"As it began to dawn on me that all my hopes had been duped, my journey vain, and my father's words an empty cheat, a sickening despair got hold of me. My knees shook together, and big drops of sweat gathered on my forehead. I roused myself and searched again; again I was baffled. Distractedly I beat the bushes round and round the tiny lawn, then flung myself down on the turf and gave way to my despair. To this, then, it had all come; this was the end for which I had abandoned my wife and child; this the treasure that had dangled so long before my eyes. Fool that I had been! I cursed my madness and the hour when I was born; never before had I heartily despised myself, never until now did I know how the lust for this treasure had eaten into my soul. The secret, if secret indeed there were, and all were not a lie, was in the keeping of the silent Peak.
"I almost wept with wrath. I tore the turf in my frenzy, and felt as one who would fain curse God and die. But after a while my passion spent itself.
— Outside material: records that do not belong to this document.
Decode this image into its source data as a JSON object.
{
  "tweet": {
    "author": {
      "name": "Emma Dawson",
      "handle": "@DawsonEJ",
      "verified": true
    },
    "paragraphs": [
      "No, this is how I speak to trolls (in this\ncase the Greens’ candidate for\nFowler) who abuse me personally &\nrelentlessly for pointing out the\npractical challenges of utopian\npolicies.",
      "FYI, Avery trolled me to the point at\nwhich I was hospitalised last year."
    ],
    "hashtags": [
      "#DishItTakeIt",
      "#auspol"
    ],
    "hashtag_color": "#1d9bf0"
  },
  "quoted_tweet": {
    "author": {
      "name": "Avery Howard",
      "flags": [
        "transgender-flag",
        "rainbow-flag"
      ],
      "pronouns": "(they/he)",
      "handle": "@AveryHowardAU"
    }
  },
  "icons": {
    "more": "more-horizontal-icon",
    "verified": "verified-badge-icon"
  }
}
I sat up and reflected that after all my first direction might have been the right one; at any rate, I would try it again and explore it thoroughly. The instructions were precise, and had been confirmed in the matter of the tree. Evidently the person that wrote them had been upon the Peak, and what, if they were lies, was to be gained by the cheat?
"I pulled out the parchment again and read it through; then started to my feet with fresh energy. I was just leaving the little lawn and returning down my path, when it struck me that the bush on my left hand was of a curious shape. It seemed a mere tangled knot of creepers covered with large white blossom, and rose to about my own height. Carelessly I thrust my stick into the mass, when its point jarred upon—stone!